(Dataset rows describing interfaces)

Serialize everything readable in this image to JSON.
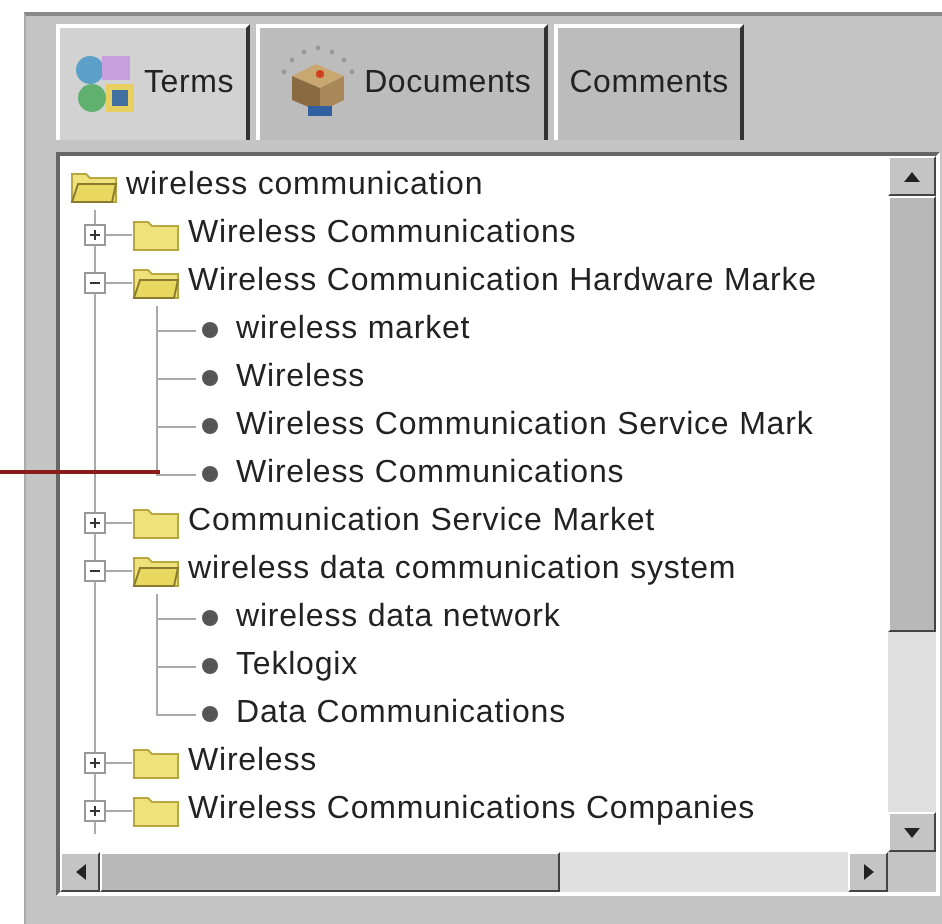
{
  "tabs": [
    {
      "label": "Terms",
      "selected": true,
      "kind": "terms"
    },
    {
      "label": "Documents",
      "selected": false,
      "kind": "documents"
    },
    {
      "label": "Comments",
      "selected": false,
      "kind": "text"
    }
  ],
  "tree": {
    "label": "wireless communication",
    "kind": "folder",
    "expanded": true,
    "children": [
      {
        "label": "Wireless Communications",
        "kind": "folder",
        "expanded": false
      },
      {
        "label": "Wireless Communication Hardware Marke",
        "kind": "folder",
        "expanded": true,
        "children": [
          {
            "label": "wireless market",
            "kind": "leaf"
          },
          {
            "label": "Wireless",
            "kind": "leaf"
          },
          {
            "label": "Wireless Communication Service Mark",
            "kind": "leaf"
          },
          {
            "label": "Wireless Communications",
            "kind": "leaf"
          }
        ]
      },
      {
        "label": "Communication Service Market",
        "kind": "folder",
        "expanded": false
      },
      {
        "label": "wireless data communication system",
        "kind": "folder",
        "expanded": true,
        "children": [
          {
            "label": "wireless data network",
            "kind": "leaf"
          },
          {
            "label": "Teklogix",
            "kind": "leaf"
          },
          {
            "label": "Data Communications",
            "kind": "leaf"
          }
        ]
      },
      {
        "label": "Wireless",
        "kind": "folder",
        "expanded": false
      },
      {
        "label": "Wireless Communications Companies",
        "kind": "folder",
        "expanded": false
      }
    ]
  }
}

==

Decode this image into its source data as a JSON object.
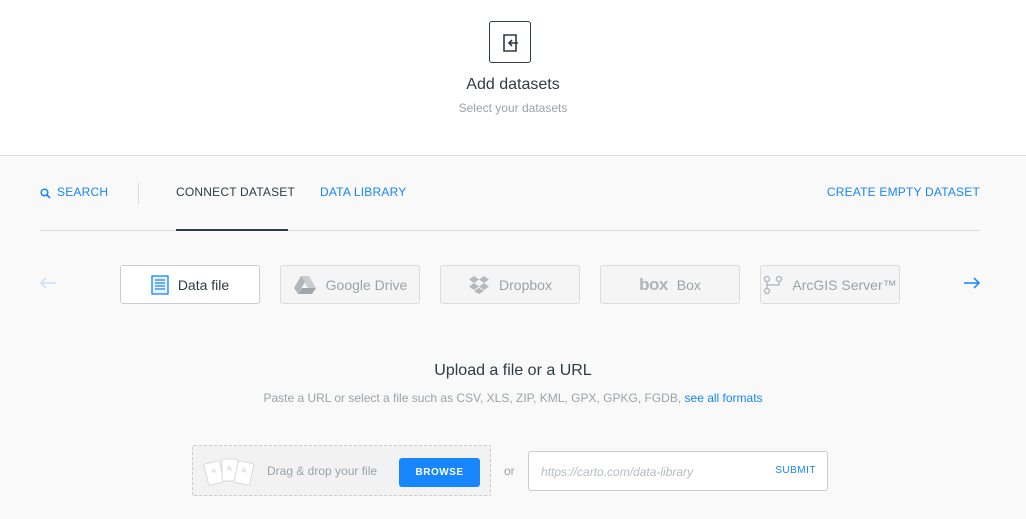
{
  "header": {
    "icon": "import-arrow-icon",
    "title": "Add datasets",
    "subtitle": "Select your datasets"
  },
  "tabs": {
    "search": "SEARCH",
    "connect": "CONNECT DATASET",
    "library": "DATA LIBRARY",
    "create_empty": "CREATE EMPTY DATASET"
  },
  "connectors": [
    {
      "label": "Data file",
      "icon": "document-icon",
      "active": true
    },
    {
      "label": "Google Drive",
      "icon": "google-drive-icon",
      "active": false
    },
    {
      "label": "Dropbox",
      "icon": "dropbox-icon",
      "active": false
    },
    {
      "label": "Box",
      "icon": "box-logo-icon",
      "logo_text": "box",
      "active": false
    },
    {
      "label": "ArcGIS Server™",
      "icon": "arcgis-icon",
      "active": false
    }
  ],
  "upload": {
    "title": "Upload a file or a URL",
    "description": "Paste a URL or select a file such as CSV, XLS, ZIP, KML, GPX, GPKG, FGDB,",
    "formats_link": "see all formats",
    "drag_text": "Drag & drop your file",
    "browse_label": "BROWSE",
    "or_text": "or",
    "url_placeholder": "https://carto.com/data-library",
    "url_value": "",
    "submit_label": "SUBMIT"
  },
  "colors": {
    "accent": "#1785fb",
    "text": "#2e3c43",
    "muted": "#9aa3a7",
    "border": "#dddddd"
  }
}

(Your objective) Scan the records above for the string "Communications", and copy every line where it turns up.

(Expected answer)
        "label": "Wireless Communications",
            "label": "Wireless Communications",
            "label": "Data Communications",
        "label": "Wireless Communications Companies",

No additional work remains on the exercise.